TQ: Not to give too much credence to genre, but The Doloriad is billed as dystopian fiction, which, of course it is, but the book is more focused on the domestic drama and culture of a family. Why was "the cataclysm" important to tell this story?
MW: For me, almost every family begins with a catastrophe, the catastrophe of the one that came before it. The Matriarch thinks she can fix the family she’s left behind by building a new one of her own. She responds to one disaster by creating another. It was important to me to have the two catastrophes running alongside one another, and for both to be equally mysterious. We learn very little about the cataclysm that has emptied the world, and the same goes for the family that the Matriarch and the uncle escaped when they moved to the city. Both are interpreted by the Matriarch as cleansing events, as mythical beginnings. She wants to forget the past and move on, but she can’t because she’s never addressed the problem. Their reality has been pushed off course by something and she pretends to embrace it. But she doesn’t understand it. The only thing that’s obvious is that one deep unhappiness follows on from another.
Above all, I wanted to explore how the family can be a kind of prison, how the isolation and misery it imposes upon its members can follow them for the rest of their lives. It doesn’t matter how dramatic the new beginning is, whether it’s a new city or a razed world, the Matriarch is still the same person. The emphasis she places on the survival of the species is a reflection of her blindness and arrogance. The emptiness of the world around them is also the absence of the possibility for change. When writing The Doloriad, I was interested in extreme metaphor.

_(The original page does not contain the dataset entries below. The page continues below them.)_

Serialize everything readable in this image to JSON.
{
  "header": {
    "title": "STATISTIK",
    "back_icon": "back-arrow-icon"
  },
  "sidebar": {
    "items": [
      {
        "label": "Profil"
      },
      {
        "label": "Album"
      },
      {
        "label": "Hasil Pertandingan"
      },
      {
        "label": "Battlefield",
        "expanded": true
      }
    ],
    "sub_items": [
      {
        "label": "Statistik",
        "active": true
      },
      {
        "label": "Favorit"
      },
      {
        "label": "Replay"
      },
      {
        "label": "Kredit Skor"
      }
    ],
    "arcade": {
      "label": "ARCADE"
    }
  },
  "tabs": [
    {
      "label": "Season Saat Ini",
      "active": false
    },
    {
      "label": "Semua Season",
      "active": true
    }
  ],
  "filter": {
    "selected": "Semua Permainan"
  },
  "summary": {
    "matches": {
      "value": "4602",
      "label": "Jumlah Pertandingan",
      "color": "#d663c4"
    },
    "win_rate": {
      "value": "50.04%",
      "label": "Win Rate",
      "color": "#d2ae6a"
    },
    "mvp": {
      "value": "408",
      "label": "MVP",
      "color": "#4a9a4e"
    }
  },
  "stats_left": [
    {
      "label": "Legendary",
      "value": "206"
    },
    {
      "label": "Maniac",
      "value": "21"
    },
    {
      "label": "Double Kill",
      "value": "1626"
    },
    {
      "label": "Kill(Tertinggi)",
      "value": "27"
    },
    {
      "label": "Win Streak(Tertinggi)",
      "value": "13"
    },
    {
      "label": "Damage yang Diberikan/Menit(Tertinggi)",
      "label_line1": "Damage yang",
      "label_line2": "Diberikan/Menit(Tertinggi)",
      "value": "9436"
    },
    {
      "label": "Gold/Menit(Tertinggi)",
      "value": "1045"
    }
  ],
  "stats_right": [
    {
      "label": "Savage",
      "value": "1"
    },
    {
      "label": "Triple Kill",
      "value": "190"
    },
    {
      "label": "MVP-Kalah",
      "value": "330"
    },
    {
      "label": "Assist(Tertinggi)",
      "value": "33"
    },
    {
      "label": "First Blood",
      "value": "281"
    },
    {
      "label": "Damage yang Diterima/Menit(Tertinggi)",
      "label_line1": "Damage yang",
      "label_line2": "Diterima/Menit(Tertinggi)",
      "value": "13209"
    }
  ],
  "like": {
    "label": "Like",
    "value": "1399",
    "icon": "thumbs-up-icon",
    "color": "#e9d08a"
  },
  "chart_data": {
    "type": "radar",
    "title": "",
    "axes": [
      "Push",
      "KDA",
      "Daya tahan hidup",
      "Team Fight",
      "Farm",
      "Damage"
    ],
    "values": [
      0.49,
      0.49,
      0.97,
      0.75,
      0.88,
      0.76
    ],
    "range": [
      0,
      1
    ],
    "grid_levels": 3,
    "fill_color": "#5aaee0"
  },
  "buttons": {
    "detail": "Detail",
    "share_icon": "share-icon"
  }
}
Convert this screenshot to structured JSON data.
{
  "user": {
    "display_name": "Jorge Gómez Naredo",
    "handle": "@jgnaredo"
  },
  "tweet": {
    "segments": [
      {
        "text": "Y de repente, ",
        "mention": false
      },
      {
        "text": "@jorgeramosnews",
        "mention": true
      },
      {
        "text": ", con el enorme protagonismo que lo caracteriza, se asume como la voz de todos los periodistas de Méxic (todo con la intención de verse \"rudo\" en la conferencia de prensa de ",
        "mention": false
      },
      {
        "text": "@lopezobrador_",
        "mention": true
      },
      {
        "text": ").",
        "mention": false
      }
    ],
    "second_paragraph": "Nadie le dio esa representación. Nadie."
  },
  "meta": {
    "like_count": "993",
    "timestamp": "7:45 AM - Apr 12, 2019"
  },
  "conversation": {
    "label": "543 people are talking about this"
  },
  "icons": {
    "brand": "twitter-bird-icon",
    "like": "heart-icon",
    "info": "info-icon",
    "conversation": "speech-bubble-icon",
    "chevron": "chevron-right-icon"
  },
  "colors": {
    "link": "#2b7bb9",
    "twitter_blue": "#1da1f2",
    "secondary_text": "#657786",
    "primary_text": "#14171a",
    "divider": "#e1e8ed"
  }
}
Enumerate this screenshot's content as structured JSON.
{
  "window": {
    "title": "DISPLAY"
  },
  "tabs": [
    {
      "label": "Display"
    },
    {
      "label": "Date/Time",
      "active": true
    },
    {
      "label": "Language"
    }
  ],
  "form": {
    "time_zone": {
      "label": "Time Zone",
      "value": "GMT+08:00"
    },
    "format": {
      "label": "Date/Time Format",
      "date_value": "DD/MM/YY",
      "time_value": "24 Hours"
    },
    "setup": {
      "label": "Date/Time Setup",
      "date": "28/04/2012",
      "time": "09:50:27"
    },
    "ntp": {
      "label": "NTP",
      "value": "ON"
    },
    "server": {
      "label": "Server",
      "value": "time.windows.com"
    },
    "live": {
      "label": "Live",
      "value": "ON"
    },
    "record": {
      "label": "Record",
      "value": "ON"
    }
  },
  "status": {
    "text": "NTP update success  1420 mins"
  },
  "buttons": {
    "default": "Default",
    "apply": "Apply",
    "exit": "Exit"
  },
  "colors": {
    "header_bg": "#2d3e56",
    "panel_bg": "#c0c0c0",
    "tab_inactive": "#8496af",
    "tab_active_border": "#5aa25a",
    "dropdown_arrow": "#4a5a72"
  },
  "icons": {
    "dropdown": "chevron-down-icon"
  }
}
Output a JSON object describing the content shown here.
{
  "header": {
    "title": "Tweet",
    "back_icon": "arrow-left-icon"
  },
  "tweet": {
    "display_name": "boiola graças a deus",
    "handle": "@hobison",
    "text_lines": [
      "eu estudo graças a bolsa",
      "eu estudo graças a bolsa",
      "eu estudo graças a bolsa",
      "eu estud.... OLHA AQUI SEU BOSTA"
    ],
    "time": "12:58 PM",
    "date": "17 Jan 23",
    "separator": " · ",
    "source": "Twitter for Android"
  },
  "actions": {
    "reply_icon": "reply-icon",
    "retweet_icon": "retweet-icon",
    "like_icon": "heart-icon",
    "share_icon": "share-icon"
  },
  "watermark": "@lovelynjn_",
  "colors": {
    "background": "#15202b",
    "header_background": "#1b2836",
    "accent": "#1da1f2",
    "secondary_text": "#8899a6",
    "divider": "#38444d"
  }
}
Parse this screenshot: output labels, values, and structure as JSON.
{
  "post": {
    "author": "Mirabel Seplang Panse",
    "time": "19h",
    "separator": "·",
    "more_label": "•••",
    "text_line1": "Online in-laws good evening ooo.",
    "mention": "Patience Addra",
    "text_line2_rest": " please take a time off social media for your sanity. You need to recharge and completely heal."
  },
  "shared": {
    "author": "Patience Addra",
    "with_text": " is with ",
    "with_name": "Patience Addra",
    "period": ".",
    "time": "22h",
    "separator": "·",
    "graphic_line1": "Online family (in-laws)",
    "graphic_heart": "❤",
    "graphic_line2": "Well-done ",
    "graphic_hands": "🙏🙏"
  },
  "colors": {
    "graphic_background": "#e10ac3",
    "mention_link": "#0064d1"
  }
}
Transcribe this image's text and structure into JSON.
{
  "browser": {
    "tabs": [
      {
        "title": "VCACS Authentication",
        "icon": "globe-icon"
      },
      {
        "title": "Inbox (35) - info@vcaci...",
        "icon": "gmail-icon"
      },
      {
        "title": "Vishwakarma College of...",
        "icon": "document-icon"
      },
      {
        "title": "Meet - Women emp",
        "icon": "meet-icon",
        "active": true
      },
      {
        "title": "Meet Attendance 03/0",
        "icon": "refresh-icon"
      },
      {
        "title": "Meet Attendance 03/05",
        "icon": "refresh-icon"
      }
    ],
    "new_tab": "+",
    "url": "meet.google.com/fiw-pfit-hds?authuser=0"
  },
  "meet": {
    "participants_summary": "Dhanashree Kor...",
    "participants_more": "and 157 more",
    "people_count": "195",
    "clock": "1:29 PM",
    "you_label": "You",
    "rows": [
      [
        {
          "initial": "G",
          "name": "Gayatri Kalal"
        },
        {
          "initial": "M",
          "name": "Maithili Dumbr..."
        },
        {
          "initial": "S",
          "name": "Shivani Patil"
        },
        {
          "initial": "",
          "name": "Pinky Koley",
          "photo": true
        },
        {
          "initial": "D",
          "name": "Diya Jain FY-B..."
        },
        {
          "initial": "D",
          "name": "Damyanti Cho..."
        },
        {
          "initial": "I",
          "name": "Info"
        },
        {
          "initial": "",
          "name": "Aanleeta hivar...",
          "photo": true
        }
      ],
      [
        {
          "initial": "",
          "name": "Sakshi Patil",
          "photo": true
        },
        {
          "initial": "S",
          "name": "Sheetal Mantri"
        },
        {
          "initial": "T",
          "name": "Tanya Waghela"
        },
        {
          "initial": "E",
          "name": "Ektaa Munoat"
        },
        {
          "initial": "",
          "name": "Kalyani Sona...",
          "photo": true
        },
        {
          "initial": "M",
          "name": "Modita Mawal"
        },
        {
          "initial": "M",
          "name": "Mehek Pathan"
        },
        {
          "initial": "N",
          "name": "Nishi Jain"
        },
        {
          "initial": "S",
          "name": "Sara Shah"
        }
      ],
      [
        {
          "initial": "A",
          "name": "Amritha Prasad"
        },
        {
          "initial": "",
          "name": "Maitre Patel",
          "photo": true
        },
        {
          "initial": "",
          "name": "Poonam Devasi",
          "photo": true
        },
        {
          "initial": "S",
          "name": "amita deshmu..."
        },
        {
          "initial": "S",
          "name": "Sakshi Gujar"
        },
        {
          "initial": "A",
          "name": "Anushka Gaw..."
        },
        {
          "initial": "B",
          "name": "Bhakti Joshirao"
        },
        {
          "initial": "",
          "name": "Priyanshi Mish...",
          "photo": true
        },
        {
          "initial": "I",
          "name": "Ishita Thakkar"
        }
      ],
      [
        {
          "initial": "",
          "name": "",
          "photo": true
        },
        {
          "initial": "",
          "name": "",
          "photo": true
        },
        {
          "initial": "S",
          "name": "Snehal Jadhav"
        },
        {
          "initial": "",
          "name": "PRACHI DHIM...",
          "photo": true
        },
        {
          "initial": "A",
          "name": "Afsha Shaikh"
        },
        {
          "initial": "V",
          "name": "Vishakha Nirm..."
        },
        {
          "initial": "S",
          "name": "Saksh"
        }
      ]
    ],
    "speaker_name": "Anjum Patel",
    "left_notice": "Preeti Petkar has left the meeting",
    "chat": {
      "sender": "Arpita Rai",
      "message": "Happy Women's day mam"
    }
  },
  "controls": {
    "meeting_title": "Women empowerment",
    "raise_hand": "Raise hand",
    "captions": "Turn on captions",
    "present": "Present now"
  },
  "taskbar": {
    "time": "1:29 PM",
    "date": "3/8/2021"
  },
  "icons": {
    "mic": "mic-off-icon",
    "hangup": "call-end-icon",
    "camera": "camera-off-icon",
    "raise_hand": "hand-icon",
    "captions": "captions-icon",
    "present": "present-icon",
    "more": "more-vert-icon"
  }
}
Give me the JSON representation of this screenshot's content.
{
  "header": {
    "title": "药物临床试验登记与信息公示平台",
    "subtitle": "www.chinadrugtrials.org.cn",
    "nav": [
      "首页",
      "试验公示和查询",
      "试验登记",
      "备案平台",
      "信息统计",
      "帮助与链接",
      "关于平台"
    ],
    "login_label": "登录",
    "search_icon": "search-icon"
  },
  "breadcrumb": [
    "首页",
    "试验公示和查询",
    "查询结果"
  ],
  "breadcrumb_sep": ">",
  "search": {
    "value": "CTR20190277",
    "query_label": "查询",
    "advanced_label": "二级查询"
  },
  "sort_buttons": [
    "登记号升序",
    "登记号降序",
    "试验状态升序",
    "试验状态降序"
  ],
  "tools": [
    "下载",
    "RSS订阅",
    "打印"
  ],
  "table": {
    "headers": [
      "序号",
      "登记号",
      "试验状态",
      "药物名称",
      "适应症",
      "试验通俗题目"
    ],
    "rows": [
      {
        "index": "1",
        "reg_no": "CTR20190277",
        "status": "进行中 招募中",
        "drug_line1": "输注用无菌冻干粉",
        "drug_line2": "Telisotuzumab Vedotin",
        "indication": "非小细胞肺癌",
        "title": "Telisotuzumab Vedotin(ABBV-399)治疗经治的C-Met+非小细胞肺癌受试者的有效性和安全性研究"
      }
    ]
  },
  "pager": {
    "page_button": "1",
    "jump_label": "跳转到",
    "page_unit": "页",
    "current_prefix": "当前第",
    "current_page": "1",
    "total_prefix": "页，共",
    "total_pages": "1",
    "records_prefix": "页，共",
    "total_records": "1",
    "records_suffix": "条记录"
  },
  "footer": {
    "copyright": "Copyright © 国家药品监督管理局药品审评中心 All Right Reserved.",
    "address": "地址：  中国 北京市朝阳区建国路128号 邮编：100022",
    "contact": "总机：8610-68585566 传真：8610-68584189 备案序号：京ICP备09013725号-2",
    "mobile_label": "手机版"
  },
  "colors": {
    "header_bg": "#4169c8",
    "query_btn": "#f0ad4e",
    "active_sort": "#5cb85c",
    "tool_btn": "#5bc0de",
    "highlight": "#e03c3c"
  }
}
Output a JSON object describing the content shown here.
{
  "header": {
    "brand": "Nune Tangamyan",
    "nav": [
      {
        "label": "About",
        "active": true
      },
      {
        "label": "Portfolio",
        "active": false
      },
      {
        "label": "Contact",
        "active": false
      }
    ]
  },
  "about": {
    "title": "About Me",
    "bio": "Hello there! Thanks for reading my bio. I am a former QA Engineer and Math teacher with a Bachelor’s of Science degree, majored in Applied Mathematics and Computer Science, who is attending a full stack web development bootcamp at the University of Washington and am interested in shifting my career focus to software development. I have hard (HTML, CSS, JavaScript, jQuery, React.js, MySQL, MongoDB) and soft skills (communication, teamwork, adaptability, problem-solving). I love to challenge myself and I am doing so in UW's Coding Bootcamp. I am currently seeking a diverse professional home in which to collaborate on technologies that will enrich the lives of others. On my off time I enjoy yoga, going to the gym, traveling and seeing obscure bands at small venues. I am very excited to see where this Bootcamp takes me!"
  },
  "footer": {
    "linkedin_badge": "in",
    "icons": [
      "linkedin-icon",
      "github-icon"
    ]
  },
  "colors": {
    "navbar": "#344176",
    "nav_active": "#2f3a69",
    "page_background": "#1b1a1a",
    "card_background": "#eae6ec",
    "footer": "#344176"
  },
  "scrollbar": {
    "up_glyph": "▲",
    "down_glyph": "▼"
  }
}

TQ: I've read some of your critical work, which is just as carefully contemplated as your novel, but do you write in any other forms?
MW: The first things I ever wrote were plays. I really loved doing that, and maybe I will again in the future. Right now, I’m very interested in short stories, in precision and control. I want to write stories that are contained yet abyssal, with steep drops and sudden changes of scenery. I like the license the form gives you to think on the level of the sentence, to take mad risks. It’s fun to be a miniaturist, especially because The Doloriad is so maximalist, with everything constantly in motion.
TQ: The book reads like an ancient origin story and a highly contemporary absurdist comedy—both held in equal regard. You juggle so many different narrative tropes, maintaining a balance between them all. Where did this book start for you? Where does writing start for you
MW: It’s so hard to say. This book started at the beginning, with Dolores in the wheelbarrow wanting to be obliging but at the same time revealing something hopelessly unchangeable about herself. She tries to acknowledge her uncle, but her body is so big and unwieldy and the wheelbarrow so precarious that even this slight movement pushes everything off balance. It’s a difficult, hostile image, but I feel as if on some level it characterizes the whole book, everyone trying to do their best but being let down in some fundamental way by their own nature. The Matriarch covers up the mistake that leads to the downfall of the family as a miscalculation, but it’s really the same thing: an accident of nature. She can’t help having some hope; she can’t help seeing the world as something to be bettered. So I suppose this book started with an image, but it was an image that contained everything else. All of the different tropes I reached for and all of the different voices I employed were in service of that first image and what it contained.
TQ: Similar to one of Agathe’s visions?
MW: I’ve always identified more strongly with the schoolmaster and his quest to build the perfect mound. Once he’s satisfied with his creation, everything else will end. I feel the same way.